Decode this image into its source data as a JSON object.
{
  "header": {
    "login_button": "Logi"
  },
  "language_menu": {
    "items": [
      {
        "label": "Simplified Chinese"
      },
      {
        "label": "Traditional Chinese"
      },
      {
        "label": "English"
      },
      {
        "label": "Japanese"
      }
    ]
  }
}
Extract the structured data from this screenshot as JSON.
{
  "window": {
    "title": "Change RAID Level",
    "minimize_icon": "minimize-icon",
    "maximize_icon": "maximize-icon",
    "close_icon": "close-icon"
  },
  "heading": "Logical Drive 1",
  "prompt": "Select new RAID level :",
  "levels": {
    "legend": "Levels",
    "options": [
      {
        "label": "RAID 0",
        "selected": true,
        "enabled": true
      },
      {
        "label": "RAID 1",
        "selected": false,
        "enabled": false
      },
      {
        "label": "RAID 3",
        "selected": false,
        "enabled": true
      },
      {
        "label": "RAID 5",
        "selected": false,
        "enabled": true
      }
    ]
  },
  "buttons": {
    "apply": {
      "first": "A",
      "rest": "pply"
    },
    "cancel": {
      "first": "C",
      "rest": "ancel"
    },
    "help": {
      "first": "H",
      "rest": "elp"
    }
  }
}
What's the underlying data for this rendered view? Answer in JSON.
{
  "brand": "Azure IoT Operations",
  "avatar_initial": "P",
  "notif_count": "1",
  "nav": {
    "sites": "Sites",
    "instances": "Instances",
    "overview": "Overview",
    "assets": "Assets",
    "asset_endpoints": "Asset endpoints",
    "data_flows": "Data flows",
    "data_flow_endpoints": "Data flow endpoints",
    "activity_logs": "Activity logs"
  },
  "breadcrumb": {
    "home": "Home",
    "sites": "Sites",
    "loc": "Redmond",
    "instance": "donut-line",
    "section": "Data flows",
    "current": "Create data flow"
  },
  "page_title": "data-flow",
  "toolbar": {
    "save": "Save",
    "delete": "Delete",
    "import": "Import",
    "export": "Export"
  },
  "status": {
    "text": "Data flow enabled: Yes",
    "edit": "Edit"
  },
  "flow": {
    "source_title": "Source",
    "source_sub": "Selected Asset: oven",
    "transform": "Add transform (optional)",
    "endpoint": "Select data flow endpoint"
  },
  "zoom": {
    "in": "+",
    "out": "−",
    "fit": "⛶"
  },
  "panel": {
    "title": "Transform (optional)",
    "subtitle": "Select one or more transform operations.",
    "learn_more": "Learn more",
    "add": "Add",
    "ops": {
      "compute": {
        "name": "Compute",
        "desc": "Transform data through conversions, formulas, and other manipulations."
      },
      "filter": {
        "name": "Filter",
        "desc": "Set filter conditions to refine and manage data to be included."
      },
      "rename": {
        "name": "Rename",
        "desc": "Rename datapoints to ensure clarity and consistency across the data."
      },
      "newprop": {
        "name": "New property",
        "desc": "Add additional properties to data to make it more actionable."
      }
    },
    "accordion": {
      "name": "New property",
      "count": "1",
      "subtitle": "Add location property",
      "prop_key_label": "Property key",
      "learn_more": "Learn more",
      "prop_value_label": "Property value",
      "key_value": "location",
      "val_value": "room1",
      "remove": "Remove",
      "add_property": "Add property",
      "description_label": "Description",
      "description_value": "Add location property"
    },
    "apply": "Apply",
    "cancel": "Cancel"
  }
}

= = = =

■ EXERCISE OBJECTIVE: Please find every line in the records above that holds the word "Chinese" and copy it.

■ RESPONSE TO THE EXERCISE:
        "label": "Simplified Chinese"
        "label": "Traditional Chinese"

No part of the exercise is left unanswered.